In my current Unit of Inquiry, I wanted my students to demonstrate their understanding of natural disasters, and be able to articulate how they work as one of their lines of inquiry. Students researched on their chosen natural disaster, and after a few mini-lessons on note-taking strategies, they hand wrote their research notes, and then turned them into sentences and paragraphs onto Google Slides.
Now, just because my students have read books and articles, and then took notes on their topic, does NOT necessarily mean they understand how natural disasters happen! I knew at this point that if I give students the opportunity to “teach”, they will deepen their own understanding of the key concepts. There is where I decided to have them create common craft videos.
In a nutshell, common craft videos look like this:

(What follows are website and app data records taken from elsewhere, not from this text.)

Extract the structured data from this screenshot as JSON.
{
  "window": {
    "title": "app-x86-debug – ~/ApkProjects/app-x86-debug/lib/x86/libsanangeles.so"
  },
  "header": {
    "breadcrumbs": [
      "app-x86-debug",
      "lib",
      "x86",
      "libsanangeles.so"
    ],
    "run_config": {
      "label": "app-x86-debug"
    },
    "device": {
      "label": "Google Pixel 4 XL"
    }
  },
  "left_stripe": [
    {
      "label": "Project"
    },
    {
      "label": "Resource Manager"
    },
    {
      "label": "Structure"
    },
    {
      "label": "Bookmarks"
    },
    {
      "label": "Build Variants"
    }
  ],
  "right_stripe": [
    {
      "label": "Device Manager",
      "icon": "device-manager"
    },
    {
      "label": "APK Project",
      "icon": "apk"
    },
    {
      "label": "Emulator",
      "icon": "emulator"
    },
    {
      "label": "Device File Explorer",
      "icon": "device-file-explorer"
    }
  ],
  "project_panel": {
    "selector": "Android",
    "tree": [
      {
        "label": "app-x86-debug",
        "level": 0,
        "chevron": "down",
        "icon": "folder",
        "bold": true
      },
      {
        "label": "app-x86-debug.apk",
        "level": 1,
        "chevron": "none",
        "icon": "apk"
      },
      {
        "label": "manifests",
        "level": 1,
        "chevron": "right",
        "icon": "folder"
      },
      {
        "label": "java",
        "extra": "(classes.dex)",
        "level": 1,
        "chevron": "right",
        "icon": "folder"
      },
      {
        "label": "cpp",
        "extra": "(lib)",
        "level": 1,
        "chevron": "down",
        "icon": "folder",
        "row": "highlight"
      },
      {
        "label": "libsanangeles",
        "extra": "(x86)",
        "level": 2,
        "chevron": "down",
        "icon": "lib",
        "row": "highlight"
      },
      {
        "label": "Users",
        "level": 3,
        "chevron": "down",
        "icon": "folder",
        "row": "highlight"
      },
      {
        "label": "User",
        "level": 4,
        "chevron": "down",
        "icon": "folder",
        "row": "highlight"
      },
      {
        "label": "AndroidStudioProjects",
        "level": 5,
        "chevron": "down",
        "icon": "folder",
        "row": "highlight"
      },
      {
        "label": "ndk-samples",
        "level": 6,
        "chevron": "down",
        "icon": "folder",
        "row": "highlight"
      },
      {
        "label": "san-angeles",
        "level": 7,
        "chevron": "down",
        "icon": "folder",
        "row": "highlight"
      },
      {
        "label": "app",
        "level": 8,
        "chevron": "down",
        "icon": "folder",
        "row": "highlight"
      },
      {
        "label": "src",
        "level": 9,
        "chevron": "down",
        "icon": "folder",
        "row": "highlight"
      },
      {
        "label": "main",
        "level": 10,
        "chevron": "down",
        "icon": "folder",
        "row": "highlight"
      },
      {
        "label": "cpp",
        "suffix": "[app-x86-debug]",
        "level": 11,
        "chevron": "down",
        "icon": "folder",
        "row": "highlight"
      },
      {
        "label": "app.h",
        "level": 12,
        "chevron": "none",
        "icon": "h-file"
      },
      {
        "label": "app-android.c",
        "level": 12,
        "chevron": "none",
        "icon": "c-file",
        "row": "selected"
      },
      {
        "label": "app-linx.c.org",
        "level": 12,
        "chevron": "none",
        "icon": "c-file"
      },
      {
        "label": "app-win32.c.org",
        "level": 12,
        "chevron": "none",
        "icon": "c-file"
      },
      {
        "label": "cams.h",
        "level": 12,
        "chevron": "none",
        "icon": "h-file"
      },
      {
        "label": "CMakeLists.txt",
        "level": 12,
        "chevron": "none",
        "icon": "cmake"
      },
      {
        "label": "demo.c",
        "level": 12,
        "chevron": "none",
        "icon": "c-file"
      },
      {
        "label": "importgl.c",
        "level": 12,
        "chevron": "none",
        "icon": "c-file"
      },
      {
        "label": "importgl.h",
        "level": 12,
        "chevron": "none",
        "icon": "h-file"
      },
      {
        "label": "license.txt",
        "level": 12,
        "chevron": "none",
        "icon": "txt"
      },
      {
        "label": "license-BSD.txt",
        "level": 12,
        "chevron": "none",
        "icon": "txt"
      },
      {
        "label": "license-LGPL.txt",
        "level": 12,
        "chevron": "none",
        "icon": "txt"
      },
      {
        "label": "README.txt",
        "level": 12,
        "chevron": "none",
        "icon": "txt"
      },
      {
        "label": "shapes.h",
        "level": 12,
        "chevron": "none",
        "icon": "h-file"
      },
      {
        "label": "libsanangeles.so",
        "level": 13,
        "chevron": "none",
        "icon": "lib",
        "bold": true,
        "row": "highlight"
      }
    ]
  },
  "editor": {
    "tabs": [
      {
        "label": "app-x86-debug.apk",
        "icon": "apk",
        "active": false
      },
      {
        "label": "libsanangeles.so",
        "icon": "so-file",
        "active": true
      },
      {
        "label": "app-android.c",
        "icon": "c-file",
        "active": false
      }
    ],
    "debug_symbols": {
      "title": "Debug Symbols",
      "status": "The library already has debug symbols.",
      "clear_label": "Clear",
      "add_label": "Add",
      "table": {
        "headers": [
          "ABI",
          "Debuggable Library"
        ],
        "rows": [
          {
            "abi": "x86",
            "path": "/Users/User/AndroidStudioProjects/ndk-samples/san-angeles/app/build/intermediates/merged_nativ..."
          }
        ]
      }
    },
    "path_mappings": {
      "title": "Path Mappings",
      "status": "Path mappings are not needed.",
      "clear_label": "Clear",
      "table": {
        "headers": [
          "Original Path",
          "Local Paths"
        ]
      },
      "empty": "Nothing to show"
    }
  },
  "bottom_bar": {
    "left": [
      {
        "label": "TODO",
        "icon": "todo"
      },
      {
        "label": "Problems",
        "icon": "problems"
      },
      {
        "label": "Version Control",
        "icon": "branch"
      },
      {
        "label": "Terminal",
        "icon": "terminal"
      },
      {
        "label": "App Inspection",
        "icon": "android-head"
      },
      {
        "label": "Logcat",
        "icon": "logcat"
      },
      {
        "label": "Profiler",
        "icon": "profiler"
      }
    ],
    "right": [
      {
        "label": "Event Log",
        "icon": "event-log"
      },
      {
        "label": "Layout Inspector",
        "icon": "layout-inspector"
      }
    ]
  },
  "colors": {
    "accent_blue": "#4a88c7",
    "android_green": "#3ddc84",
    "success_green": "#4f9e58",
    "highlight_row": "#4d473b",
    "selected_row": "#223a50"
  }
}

Common craft videos are effective in offering students a different way to present their work. Students do not have to worry about traditional forms of presentation skills such as making eye contacts, worrying about good posture, and memorizing their lines. Rather, they can rely on other factors such as art, technology, teamwork and communication! Common craft videos provide learners ample time to articulate their ideas and thoughts: They can practice their content over and over again until they are completely satisfied.
Other benefits of common craft videos are listed below:
– allows students to make sense of their notes and TEACH others
– gives opportunities for students to EXPLAIN a difficult concept
– provides room for CREATIVITY in the way they draw and manipulate their props
– requires only basic apps like Camera and iMovie
The whole process of creating common craft videos is simple and straight forward if students have already prepared their “script”. This could very much be their research notes!
My students were very excited after I introduced common craft videos to them. We watched different examples of common craft videos, and together developed a simple criteria for an effective common craft video.
Following this criteria, students observed as I created a common craft video on the spot using picture props that I prepared in advance.
Then, students were off to work individually or in groups to plan their own videos!
Here a my student’s explanation on drought:
Here is another common craft video on avalanche:
One last one on hurricane:
They were so focused that by the time they completed their videos, I could tell they were much more familiar with their topics. They have not only successfully taught others about their natural disaster, but also, deepened their own understanding through the process.